Grace, assisted by a crew of young advocates from the Animal Rights Union,  reluctantly fulfills a request from her project funders to hold a public exhibit of Neema, a mother gorilla, her baby Kanoni, and Neema’s giant, grumpy mate, Gumu. A dedicated cop, Matt Finn, supplies the project’s security protection (and Grace’s romantic interest).

After the public event,  the apes vanish, a huge pool of blood on the floor of the gorilla compound is “the only clue” to what might have happened. Did they escape into the wild?  Were they “liberated” by ARU operatives, or captured by exotic animal traders?

Grace can’t believe Neema would desert her, because the two have a close kinship based on their mutual use of sign language. Matt is sure someone connected with the project freed the gorillas on principle, or stole them for cash. He focuses on Tony Zyrnek, father of Jon, Grace’s most trusted assistant. Tony just got out of prison, is charming to a fault, and has a slew of highly questionable, greedy associates.

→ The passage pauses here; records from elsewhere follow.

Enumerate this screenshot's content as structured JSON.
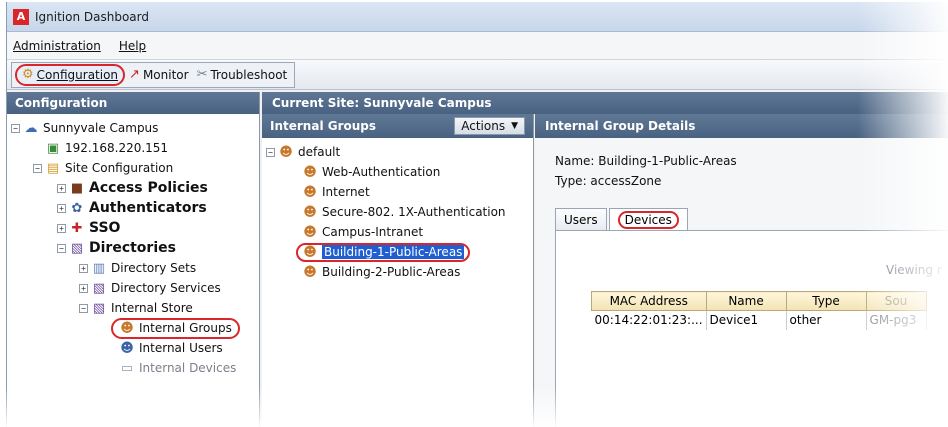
{
  "window": {
    "title": "Ignition Dashboard",
    "app_icon_letter": "A"
  },
  "menubar": {
    "items": [
      {
        "label": "Administration"
      },
      {
        "label": "Help"
      }
    ]
  },
  "toolbar": {
    "buttons": [
      {
        "label": "Configuration",
        "icon": "gear-icon",
        "active": true
      },
      {
        "label": "Monitor",
        "icon": "chart-icon",
        "active": false
      },
      {
        "label": "Troubleshoot",
        "icon": "tools-icon",
        "active": false
      }
    ]
  },
  "left_panel": {
    "header": "Configuration",
    "tree": [
      {
        "label": "Sunnyvale Campus",
        "icon": "campus-icon",
        "expander": "-",
        "level": 0,
        "style": "normal"
      },
      {
        "label": "192.168.220.151",
        "icon": "server-icon",
        "expander": "",
        "level": 1,
        "style": "normal"
      },
      {
        "label": "Site Configuration",
        "icon": "site-config-icon",
        "expander": "-",
        "level": 1,
        "style": "normal"
      },
      {
        "label": "Access Policies",
        "icon": "policy-icon",
        "expander": "+",
        "level": 2,
        "style": "big"
      },
      {
        "label": "Authenticators",
        "icon": "authenticators-icon",
        "expander": "+",
        "level": 2,
        "style": "big"
      },
      {
        "label": "SSO",
        "icon": "sso-icon",
        "expander": "+",
        "level": 2,
        "style": "big"
      },
      {
        "label": "Directories",
        "icon": "directories-icon",
        "expander": "-",
        "level": 2,
        "style": "big"
      },
      {
        "label": "Directory Sets",
        "icon": "directory-sets-icon",
        "expander": "+",
        "level": 3,
        "style": "normal"
      },
      {
        "label": "Directory Services",
        "icon": "directory-services-icon",
        "expander": "+",
        "level": 3,
        "style": "normal"
      },
      {
        "label": "Internal Store",
        "icon": "internal-store-icon",
        "expander": "-",
        "level": 3,
        "style": "normal"
      },
      {
        "label": "Internal Groups",
        "icon": "group-icon",
        "expander": "",
        "level": 4,
        "style": "selected"
      },
      {
        "label": "Internal Users",
        "icon": "user-icon",
        "expander": "",
        "level": 4,
        "style": "normal"
      },
      {
        "label": "Internal Devices",
        "icon": "device-icon",
        "expander": "",
        "level": 4,
        "style": "grey"
      }
    ]
  },
  "site": {
    "header": "Current Site:  Sunnyvale Campus"
  },
  "groups_panel": {
    "header": "Internal Groups",
    "actions_label": "Actions",
    "root": "default",
    "items": [
      {
        "label": "Web-Authentication",
        "selected": false
      },
      {
        "label": "Internet",
        "selected": false
      },
      {
        "label": "Secure-802. 1X-Authentication",
        "selected": false
      },
      {
        "label": "Campus-Intranet",
        "selected": false
      },
      {
        "label": "Building-1-Public-Areas",
        "selected": true
      },
      {
        "label": "Building-2-Public-Areas",
        "selected": false
      }
    ]
  },
  "details": {
    "header": "Internal Group Details",
    "name_line": "Name: Building-1-Public-Areas",
    "type_line": "Type:  accessZone",
    "tabs": [
      {
        "label": "Users",
        "active": false
      },
      {
        "label": "Devices",
        "active": true
      }
    ],
    "viewing_text": "Viewing r",
    "table": {
      "columns": [
        "MAC Address",
        "Name",
        "Type",
        "Sou"
      ],
      "rows": [
        [
          "00:14:22:01:23:...",
          "Device1",
          "other",
          "GM-pg3"
        ]
      ]
    }
  },
  "colors": {
    "panel_header": "#4a6282",
    "highlight": "#d9262b",
    "selection": "#1f5fd1"
  }
}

The project goes on lockdown, with Grace justifiably fearful of the consequences if word of the disappearance gets out. Matt and Grace are torn apart by the calamity, making it harder for both to function.

Matt’s investigations become increasingly complicated by crimes outside the compound, but his thorough police work gradually uncovers important evidence about the fate of the missing apes. Major revelations also result from Grace’s desperate delving into the bizarre international underworld where rare animals are bred and sold for profit.

Beason’s book, the second in her “Neema” series, will excite, enchant, and educate. Readers unaware of the innate intelligence of apes may be surprised to learn that Neema’s rather sophisticated communication abilities are based on verified fact. Beason skillfully shows us the human world through gorilla eyes.

Both dedicated animal rights proponents and people new to the dynamics of ape/human interaction will empathize with Gumu, Neema, and Kanoni’s struggles; while fans of the “locked room mystery” genre will fix their attention on the plight of the humans and their efforts to find more clues before it’s too late.

The Only Clue is a well-crafted mystery to inform as well as intrigue and captivate, opening an engaging realm of fictional exploration and speculation—the special bond that can happen between gorillas and people. Highly recommended.